Tunisia is offering to try again to host the Arab League summit, after abruptly canceling last month's meeting over disagreements on how to approach reform in the Middle East. Israel's unilateral plan for partial withdrawal from the occupied territories would be a main topic on the agenda.
An Arab League spokesman says leaders from the 22-member group are considering an invitation by Tunisia to meet there for a summit on May 22 and 23.
Last month, the Tunisian government made a surprise decision to call off a planned meeting, after Arab foreign ministers failed to agree on key issues for democratic reform during two days of preliminary sessions.
Arab League spokesman Hossam Zaki says, this time, Egypt will host the advance meetings of foreign ministers, during which representatives are supposed to agree on approaches and recommendations to pass on to Arab leaders for consideration at the two-day summit, which will take place in Tunis.
Mr. Zaki says U.S. support of Israel's plan to withdraw from the Gaza Strip, but retain some settlements in the West Bank, will be high on the agenda.
"This is a major policy shift, and it may have serious consequences, and may affect peacemaking in the region," said Mr. Zaki. "It is going to be an important topic for ministers and leaders to talk about and see where we are and where we should go."

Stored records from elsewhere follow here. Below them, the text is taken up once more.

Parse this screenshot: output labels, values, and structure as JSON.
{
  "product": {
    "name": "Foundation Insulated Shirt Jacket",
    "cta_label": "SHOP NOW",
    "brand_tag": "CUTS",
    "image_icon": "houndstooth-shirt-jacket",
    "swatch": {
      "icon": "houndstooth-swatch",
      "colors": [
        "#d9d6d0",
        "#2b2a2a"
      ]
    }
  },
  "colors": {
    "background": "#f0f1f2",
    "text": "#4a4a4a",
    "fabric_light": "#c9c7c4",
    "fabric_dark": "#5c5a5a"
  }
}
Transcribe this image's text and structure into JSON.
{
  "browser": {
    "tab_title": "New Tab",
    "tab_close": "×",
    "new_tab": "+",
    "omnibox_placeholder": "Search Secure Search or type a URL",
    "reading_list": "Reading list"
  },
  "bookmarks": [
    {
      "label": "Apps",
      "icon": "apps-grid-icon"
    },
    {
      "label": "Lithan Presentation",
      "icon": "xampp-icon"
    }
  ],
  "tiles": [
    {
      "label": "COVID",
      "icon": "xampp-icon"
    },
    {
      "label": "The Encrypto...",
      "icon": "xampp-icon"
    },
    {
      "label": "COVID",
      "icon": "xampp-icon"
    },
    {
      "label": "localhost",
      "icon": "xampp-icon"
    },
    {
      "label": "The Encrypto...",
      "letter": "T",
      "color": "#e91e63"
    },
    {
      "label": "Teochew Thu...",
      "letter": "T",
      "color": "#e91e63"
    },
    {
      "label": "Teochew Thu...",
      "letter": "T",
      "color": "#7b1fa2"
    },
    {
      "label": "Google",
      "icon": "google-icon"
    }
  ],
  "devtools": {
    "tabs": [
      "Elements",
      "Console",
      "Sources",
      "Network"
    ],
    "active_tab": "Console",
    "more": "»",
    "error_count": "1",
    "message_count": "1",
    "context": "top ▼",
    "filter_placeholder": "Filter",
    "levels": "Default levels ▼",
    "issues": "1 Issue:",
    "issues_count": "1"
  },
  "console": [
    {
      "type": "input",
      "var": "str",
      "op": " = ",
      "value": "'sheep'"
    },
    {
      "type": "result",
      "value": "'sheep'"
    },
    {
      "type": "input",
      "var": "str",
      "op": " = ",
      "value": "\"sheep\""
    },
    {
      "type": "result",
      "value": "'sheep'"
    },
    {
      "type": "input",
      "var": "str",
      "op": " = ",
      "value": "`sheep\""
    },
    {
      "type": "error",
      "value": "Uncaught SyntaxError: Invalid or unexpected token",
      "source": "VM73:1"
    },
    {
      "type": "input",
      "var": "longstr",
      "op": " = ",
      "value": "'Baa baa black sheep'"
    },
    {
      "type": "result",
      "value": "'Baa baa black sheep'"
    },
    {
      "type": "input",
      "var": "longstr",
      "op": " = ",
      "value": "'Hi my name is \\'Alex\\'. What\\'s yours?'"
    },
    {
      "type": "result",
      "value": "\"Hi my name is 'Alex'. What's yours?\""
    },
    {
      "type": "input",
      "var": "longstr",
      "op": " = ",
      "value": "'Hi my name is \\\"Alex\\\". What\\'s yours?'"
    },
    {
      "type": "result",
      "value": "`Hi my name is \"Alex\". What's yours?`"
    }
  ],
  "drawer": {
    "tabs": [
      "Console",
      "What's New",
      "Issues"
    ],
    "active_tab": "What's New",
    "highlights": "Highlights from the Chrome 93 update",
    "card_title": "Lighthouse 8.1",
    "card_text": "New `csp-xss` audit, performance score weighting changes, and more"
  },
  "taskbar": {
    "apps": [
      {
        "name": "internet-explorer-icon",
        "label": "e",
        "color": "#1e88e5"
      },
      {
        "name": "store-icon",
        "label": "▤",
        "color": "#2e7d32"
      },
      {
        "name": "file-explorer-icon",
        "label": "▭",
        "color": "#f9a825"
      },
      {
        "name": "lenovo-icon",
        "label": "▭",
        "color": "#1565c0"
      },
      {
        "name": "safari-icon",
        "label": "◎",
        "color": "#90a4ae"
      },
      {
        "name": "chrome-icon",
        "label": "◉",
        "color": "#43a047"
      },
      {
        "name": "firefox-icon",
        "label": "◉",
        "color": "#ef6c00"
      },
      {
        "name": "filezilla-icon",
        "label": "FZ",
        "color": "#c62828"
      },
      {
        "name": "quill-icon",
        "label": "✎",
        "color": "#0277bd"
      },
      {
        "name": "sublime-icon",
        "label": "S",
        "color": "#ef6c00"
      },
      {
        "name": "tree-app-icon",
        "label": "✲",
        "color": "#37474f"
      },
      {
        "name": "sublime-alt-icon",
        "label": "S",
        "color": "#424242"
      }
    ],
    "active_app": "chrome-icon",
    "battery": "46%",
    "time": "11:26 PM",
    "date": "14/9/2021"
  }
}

He says Secretary-General Amr Moussa has been holding consultations with Arab leaders since the collapse of the last summit, in an attempt to find common approaches to reform.
Critics say the Arab League is ineffective because its members are rarely able to agree on important issues or find meaningful ways to implement the League's recommendations.
But Mr. Zaki says the Israeli killing of Palestinian Hamas leader Abdel Aziz Rantisi could provide a point of unity for the League.
"We should expect any sort of action by the Israeli government to undermine our efforts to reach peace," he said. "I think the summit will be successful in dealing with these issues by reaffirming the Arab position vis-a-vis this conflict."
Iraq is also a key issue for the Arab leaders, who want the U.S. occupation to end, and have called for the country to remain united. Mr. Moussa said in the days leading up to the last meeting that foreign ministers were able to agree on the Iraq question without much difficulty.
Arab leaders expect to announce a final date for the summit in the coming days.